As an example, even though you have stringent lockout/tagout and safe work procedures, there is always something to learn about making them better. It isn’t good enough to just have maintenance procedures. Since you deployed Hexagon’s Knowledge Management System (AcceleratorKMS), you can now incorporate video demonstrations into those procedures. Last month, you looked into a case at another company where technicians, who were working on the instrumentation portion of a control valve, were accidentally sprayed with hot acid. Their work did not require taking the valve itself apart, only removing the actuator. But doing that incorrectly could and did cause the valve to leak. The right way to do the job was not obvious unless the technician had experience. Some might say “Always read the valve’s manual first!” Sure, in an ideal world, but you live in the real world. Your team investigated and found all of the similar valves in your plant. This didn’t take weeks; it was easy since all plant P&IDs and other design records are now digitally searchable using Hexagon technology. So, videos were made of the correct way to work on them, then the videos were incorporated into maintenance checklist procedures. Signs were also made and hung on every valve, mandating a video review before working on them.
You are once again surprised about how quickly you can come into the office and attain a thorough understanding of the state of the plant, even after this long holiday weekend. And you know that all of your production unit managers, and their staff, are looking at the same data in even more detail. Departmental alignment towards achieving plant goals has never been better.
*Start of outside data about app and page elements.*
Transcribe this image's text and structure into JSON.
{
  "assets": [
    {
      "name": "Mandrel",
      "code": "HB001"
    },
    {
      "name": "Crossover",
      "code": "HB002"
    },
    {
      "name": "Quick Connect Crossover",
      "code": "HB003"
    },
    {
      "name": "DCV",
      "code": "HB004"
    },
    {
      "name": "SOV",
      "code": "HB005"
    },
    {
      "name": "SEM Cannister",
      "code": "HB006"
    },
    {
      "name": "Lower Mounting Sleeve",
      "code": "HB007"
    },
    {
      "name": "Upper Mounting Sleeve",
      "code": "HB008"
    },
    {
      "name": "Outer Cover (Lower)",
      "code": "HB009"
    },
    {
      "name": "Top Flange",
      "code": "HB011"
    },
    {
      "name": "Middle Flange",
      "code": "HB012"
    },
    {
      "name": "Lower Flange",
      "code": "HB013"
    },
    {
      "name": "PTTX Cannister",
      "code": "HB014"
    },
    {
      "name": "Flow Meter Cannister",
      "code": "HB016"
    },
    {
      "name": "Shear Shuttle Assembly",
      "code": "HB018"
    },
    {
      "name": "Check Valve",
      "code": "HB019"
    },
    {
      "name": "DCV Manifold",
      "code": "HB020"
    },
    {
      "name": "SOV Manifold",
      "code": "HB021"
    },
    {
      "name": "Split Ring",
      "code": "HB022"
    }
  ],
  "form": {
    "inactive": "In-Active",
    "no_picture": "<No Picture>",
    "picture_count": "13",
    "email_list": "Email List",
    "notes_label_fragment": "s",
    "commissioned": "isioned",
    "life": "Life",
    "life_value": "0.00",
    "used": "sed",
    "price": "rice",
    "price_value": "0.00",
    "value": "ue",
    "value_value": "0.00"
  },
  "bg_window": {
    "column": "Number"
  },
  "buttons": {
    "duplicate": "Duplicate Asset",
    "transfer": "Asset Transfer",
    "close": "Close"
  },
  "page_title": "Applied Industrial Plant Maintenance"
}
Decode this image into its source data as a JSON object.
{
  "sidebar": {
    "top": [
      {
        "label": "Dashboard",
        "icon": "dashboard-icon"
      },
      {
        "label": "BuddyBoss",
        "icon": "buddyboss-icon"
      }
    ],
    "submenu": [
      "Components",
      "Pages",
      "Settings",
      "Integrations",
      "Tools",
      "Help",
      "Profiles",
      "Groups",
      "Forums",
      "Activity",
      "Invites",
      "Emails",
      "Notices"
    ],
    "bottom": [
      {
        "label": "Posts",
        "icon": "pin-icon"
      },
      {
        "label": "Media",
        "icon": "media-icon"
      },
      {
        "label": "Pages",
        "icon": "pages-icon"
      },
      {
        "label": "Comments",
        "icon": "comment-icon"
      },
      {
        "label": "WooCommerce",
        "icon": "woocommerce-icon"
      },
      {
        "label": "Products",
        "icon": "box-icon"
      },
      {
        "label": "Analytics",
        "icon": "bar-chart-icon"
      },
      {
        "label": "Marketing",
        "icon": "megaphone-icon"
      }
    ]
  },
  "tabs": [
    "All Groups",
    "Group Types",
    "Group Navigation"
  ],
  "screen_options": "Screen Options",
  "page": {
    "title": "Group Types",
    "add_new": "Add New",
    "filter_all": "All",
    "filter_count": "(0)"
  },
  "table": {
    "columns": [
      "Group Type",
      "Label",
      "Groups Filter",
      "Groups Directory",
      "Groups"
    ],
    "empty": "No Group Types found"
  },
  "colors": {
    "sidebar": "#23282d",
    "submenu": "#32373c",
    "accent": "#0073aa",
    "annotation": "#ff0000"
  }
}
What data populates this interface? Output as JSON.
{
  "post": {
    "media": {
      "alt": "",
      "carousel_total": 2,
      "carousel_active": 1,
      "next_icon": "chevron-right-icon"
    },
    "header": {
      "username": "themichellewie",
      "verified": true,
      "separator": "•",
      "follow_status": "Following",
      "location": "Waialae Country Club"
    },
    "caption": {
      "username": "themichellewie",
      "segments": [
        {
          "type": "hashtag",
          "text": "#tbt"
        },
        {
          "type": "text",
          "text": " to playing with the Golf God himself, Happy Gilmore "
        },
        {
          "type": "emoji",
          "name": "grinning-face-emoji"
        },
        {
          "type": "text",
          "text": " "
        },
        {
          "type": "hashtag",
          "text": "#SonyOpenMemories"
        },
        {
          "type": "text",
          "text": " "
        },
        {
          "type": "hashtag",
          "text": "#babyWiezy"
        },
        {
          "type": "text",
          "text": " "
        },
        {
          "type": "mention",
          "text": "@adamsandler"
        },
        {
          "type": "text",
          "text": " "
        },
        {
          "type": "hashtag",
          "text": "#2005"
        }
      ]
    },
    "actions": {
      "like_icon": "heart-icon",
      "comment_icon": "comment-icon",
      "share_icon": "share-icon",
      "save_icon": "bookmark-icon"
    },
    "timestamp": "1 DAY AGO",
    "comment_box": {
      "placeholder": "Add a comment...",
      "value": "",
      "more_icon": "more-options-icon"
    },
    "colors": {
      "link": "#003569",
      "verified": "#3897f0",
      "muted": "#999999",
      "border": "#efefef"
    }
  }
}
OK, time now to go to that capital project review meeting. There are some major unit expansions in the planning stages. And your site was chosen for them because (you were told) corporate management was impressed at how “on top of things” your management team was. You think to yourself “This is still a lot of fun. All the action is here. Do I really want a higher-level job at headquarters if they ask?”